Information given:
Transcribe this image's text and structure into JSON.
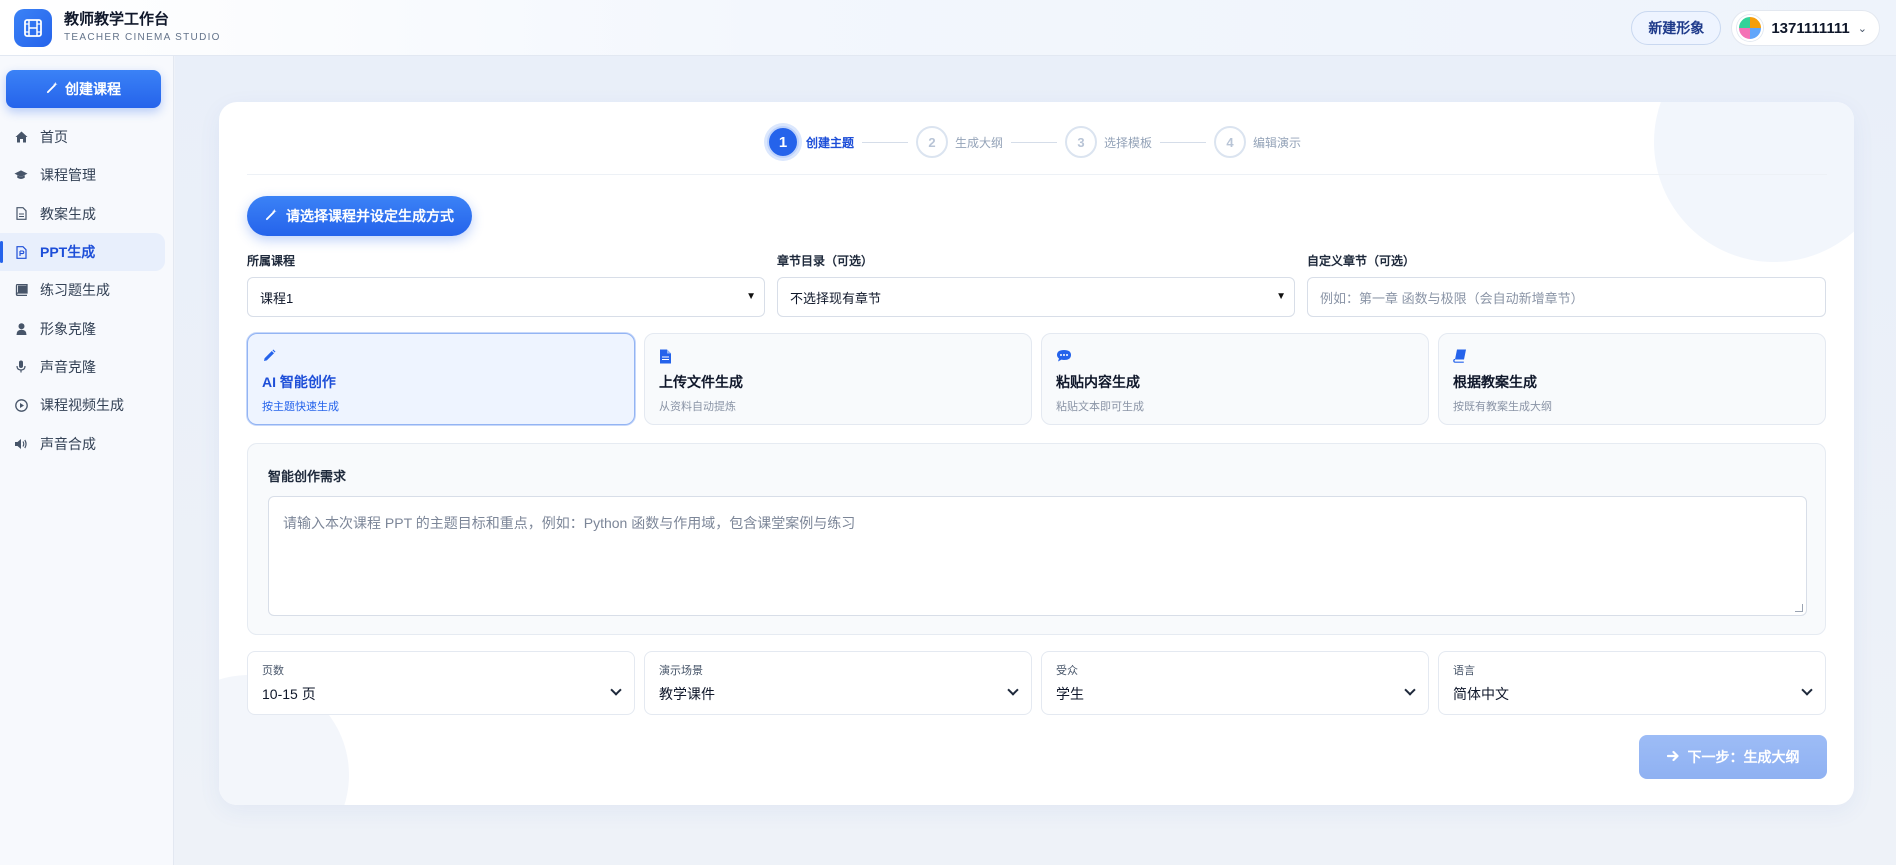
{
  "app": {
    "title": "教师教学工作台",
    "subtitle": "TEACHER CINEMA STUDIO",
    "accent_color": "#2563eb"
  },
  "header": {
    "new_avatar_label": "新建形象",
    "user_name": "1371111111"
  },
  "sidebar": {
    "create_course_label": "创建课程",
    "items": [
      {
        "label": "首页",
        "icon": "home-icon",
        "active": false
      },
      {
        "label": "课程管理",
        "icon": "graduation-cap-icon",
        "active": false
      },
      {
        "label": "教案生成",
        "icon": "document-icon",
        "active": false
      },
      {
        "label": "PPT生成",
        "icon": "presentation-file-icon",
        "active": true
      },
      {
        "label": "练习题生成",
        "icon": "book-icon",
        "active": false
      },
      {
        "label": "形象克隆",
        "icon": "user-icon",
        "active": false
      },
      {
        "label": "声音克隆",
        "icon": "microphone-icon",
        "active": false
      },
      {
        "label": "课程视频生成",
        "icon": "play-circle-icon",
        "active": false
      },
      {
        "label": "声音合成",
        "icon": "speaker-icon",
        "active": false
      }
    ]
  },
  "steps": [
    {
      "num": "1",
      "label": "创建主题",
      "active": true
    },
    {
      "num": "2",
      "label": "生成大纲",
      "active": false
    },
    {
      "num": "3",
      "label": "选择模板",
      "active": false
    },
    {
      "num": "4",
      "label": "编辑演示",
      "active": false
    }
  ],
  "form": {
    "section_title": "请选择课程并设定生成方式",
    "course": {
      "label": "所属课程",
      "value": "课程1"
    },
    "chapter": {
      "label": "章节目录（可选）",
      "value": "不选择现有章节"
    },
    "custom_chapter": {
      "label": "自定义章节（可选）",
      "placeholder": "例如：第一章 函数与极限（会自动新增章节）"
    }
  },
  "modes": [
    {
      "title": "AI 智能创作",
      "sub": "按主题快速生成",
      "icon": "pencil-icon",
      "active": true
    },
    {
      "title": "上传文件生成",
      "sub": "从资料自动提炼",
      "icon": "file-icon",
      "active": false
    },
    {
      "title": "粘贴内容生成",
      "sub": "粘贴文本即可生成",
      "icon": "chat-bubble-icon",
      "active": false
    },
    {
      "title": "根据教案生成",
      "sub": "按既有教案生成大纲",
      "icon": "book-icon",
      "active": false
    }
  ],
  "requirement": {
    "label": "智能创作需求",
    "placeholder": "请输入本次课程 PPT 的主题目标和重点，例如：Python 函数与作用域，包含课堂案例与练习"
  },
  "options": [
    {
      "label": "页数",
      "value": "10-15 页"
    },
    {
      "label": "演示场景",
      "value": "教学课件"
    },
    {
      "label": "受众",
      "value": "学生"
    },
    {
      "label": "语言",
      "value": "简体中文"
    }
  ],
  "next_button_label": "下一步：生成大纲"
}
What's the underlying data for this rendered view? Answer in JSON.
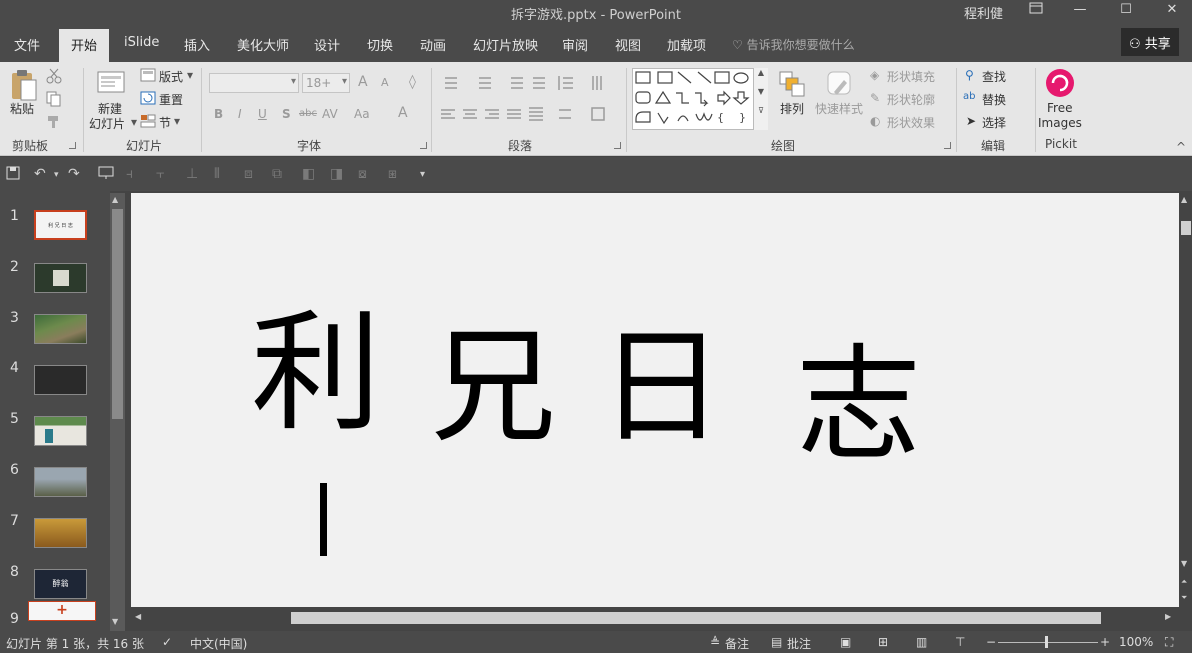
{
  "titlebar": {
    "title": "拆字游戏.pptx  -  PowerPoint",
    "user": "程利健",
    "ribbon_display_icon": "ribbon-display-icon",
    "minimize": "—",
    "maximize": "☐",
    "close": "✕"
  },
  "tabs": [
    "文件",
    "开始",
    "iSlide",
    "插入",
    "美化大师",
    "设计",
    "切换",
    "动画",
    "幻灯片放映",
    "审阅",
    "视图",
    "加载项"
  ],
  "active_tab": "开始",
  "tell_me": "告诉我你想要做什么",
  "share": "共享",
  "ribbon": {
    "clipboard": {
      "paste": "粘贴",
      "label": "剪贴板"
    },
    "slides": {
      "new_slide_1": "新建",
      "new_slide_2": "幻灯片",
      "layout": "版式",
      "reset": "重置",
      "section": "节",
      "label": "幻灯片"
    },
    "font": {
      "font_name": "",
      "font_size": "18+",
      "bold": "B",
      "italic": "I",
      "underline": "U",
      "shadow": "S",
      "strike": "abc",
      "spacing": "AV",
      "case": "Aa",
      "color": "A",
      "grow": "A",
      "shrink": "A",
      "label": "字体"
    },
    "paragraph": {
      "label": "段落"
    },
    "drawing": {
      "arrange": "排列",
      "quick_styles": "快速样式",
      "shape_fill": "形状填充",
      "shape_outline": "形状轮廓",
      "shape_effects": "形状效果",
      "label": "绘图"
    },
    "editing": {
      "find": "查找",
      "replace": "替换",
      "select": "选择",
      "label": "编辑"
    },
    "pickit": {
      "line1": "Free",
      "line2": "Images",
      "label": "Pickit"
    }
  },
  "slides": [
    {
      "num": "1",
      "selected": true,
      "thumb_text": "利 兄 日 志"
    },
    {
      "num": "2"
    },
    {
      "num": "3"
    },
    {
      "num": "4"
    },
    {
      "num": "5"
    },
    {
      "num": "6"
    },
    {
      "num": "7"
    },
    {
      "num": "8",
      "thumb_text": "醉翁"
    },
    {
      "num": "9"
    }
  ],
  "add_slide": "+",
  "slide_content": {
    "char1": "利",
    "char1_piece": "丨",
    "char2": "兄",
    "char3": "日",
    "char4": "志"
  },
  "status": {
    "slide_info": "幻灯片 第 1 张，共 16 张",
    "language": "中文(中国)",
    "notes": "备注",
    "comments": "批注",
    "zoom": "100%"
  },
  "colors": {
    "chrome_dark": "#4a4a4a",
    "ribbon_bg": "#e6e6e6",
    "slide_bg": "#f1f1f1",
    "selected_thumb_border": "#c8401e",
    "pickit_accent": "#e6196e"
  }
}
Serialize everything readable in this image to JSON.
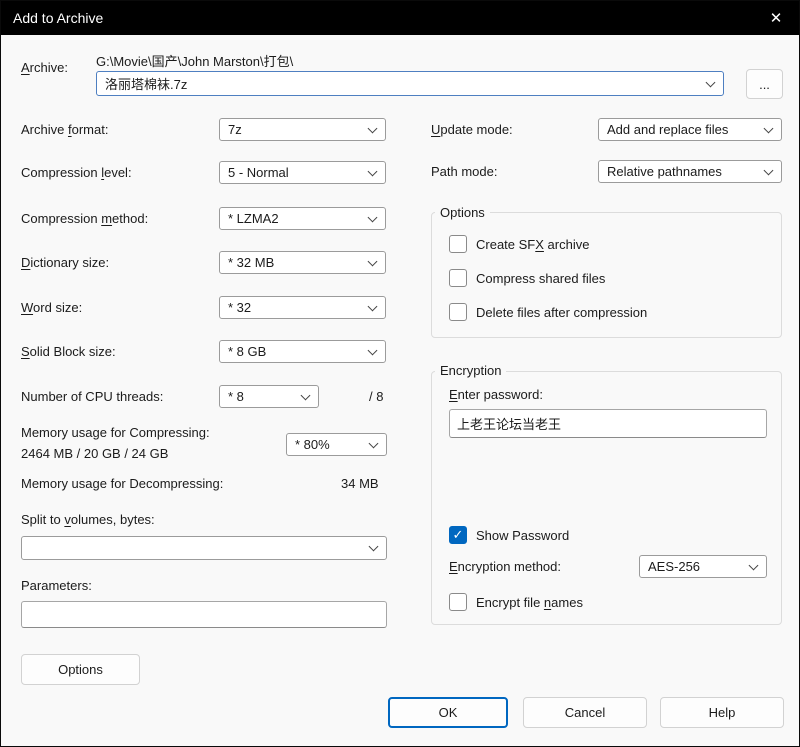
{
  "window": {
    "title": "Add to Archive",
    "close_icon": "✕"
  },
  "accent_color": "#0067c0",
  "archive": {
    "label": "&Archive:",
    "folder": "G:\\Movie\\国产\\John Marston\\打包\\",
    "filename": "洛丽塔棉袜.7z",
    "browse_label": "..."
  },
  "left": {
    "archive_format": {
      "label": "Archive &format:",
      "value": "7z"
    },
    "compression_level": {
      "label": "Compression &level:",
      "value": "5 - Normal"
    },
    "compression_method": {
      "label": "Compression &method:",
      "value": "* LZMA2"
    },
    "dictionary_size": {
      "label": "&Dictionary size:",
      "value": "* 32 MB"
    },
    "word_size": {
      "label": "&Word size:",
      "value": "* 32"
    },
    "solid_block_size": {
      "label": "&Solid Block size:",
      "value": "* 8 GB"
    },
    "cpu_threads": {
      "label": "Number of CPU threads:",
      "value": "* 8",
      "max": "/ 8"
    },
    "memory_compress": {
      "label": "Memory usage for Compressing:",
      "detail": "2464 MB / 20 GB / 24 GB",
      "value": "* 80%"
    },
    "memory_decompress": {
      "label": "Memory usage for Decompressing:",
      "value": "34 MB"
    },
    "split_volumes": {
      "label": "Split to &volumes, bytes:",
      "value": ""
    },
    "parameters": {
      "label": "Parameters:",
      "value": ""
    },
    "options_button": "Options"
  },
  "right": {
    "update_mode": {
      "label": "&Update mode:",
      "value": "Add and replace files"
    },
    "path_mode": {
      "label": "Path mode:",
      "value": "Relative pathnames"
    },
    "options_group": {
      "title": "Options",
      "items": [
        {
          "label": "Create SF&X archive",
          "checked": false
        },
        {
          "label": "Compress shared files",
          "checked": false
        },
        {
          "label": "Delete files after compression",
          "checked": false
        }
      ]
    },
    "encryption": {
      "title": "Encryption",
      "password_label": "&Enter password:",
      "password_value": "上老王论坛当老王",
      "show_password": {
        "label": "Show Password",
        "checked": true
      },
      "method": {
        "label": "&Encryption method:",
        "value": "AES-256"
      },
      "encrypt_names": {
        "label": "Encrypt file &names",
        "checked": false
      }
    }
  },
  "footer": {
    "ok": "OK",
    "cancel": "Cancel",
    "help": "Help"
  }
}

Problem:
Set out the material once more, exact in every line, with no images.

Solution:
Transcribe this image's text and structure into JSON.
{
  "app": {
    "title": "教师教学工作台",
    "subtitle": "TEACHER CINEMA STUDIO",
    "accent_color": "#2563eb"
  },
  "header": {
    "new_avatar_label": "新建形象",
    "user_name": "1371111111"
  },
  "sidebar": {
    "create_course_label": "创建课程",
    "items": [
      {
        "label": "首页",
        "icon": "home-icon",
        "active": false
      },
      {
        "label": "课程管理",
        "icon": "graduation-cap-icon",
        "active": false
      },
      {
        "label": "教案生成",
        "icon": "document-icon",
        "active": false
      },
      {
        "label": "PPT生成",
        "icon": "presentation-file-icon",
        "active": true
      },
      {
        "label": "练习题生成",
        "icon": "book-icon",
        "active": false
      },
      {
        "label": "形象克隆",
        "icon": "user-icon",
        "active": false
      },
      {
        "label": "声音克隆",
        "icon": "microphone-icon",
        "active": false
      },
      {
        "label": "课程视频生成",
        "icon": "play-circle-icon",
        "active": false
      },
      {
        "label": "声音合成",
        "icon": "speaker-icon",
        "active": false
      }
    ]
  },
  "steps": [
    {
      "num": "1",
      "label": "创建主题",
      "active": true
    },
    {
      "num": "2",
      "label": "生成大纲",
      "active": false
    },
    {
      "num": "3",
      "label": "选择模板",
      "active": false
    },
    {
      "num": "4",
      "label": "编辑演示",
      "active": false
    }
  ],
  "form": {
    "section_title": "请选择课程并设定生成方式",
    "course": {
      "label": "所属课程",
      "value": "课程1"
    },
    "chapter": {
      "label": "章节目录（可选）",
      "value": "不选择现有章节"
    },
    "custom_chapter": {
      "label": "自定义章节（可选）",
      "placeholder": "例如：第一章 函数与极限（会自动新增章节）"
    }
  },
  "modes": [
    {
      "title": "AI 智能创作",
      "sub": "按主题快速生成",
      "icon": "pencil-icon",
      "active": true
    },
    {
      "title": "上传文件生成",
      "sub": "从资料自动提炼",
      "icon": "file-icon",
      "active": false
    },
    {
      "title": "粘贴内容生成",
      "sub": "粘贴文本即可生成",
      "icon": "chat-bubble-icon",
      "active": false
    },
    {
      "title": "根据教案生成",
      "sub": "按既有教案生成大纲",
      "icon": "book-icon",
      "active": false
    }
  ],
  "requirement": {
    "label": "智能创作需求",
    "placeholder": "请输入本次课程 PPT 的主题目标和重点，例如：Python 函数与作用域，包含课堂案例与练习"
  },
  "options": [
    {
      "label": "页数",
      "value": "10-15 页"
    },
    {
      "label": "演示场景",
      "value": "教学课件"
    },
    {
      "label": "受众",
      "value": "学生"
    },
    {
      "label": "语言",
      "value": "简体中文"
    }
  ],
  "next_button_label": "下一步：生成大纲"
}
What's the underlying data for this rendered view? Answer in JSON.
{
  "titlebar": {
    "title": "拆字游戏.pptx  -  PowerPoint",
    "user": "程利健",
    "ribbon_display_icon": "ribbon-display-icon",
    "minimize": "—",
    "maximize": "☐",
    "close": "✕"
  },
  "tabs": [
    "文件",
    "开始",
    "iSlide",
    "插入",
    "美化大师",
    "设计",
    "切换",
    "动画",
    "幻灯片放映",
    "审阅",
    "视图",
    "加载项"
  ],
  "active_tab": "开始",
  "tell_me": "告诉我你想要做什么",
  "share": "共享",
  "ribbon": {
    "clipboard": {
      "paste": "粘贴",
      "label": "剪贴板"
    },
    "slides": {
      "new_slide_1": "新建",
      "new_slide_2": "幻灯片",
      "layout": "版式",
      "reset": "重置",
      "section": "节",
      "label": "幻灯片"
    },
    "font": {
      "font_name": "",
      "font_size": "18+",
      "bold": "B",
      "italic": "I",
      "underline": "U",
      "shadow": "S",
      "strike": "abc",
      "spacing": "AV",
      "case": "Aa",
      "color": "A",
      "grow": "A",
      "shrink": "A",
      "label": "字体"
    },
    "paragraph": {
      "label": "段落"
    },
    "drawing": {
      "arrange": "排列",
      "quick_styles": "快速样式",
      "shape_fill": "形状填充",
      "shape_outline": "形状轮廓",
      "shape_effects": "形状效果",
      "label": "绘图"
    },
    "editing": {
      "find": "查找",
      "replace": "替换",
      "select": "选择",
      "label": "编辑"
    },
    "pickit": {
      "line1": "Free",
      "line2": "Images",
      "label": "Pickit"
    }
  },
  "slides": [
    {
      "num": "1",
      "selected": true,
      "thumb_text": "利 兄 日 志"
    },
    {
      "num": "2"
    },
    {
      "num": "3"
    },
    {
      "num": "4"
    },
    {
      "num": "5"
    },
    {
      "num": "6"
    },
    {
      "num": "7"
    },
    {
      "num": "8",
      "thumb_text": "醉翁"
    },
    {
      "num": "9"
    }
  ],
  "add_slide": "+",
  "slide_content": {
    "char1": "利",
    "char1_piece": "丨",
    "char2": "兄",
    "char3": "日",
    "char4": "志"
  },
  "status": {
    "slide_info": "幻灯片 第 1 张，共 16 张",
    "language": "中文(中国)",
    "notes": "备注",
    "comments": "批注",
    "zoom": "100%"
  },
  "colors": {
    "chrome_dark": "#4a4a4a",
    "ribbon_bg": "#e6e6e6",
    "slide_bg": "#f1f1f1",
    "selected_thumb_border": "#c8401e",
    "pickit_accent": "#e6196e"
  }
}
Serialize everything readable in this image to JSON.
{
  "window": {
    "title": "Add to Archive",
    "close_icon": "✕"
  },
  "accent_color": "#0067c0",
  "archive": {
    "label": "&Archive:",
    "folder": "G:\\Movie\\国产\\John Marston\\打包\\",
    "filename": "洛丽塔棉袜.7z",
    "browse_label": "..."
  },
  "left": {
    "archive_format": {
      "label": "Archive &format:",
      "value": "7z"
    },
    "compression_level": {
      "label": "Compression &level:",
      "value": "5 - Normal"
    },
    "compression_method": {
      "label": "Compression &method:",
      "value": "* LZMA2"
    },
    "dictionary_size": {
      "label": "&Dictionary size:",
      "value": "* 32 MB"
    },
    "word_size": {
      "label": "&Word size:",
      "value": "* 32"
    },
    "solid_block_size": {
      "label": "&Solid Block size:",
      "value": "* 8 GB"
    },
    "cpu_threads": {
      "label": "Number of CPU threads:",
      "value": "* 8",
      "max": "/ 8"
    },
    "memory_compress": {
      "label": "Memory usage for Compressing:",
      "detail": "2464 MB / 20 GB / 24 GB",
      "value": "* 80%"
    },
    "memory_decompress": {
      "label": "Memory usage for Decompressing:",
      "value": "34 MB"
    },
    "split_volumes": {
      "label": "Split to &volumes, bytes:",
      "value": ""
    },
    "parameters": {
      "label": "Parameters:",
      "value": ""
    },
    "options_button": "Options"
  },
  "right": {
    "update_mode": {
      "label": "&Update mode:",
      "value": "Add and replace files"
    },
    "path_mode": {
      "label": "Path mode:",
      "value": "Relative pathnames"
    },
    "options_group": {
      "title": "Options",
      "items": [
        {
          "label": "Create SF&X archive",
          "checked": false
        },
        {
          "label": "Compress shared files",
          "checked": false
        },
        {
          "label": "Delete files after compression",
          "checked": false
        }
      ]
    },
    "encryption": {
      "title": "Encryption",
      "password_label": "&Enter password:",
      "password_value": "上老王论坛当老王",
      "show_password": {
        "label": "Show Password",
        "checked": true
      },
      "method": {
        "label": "&Encryption method:",
        "value": "AES-256"
      },
      "encrypt_names": {
        "label": "Encrypt file &names",
        "checked": false
      }
    }
  },
  "footer": {
    "ok": "OK",
    "cancel": "Cancel",
    "help": "Help"
  }
}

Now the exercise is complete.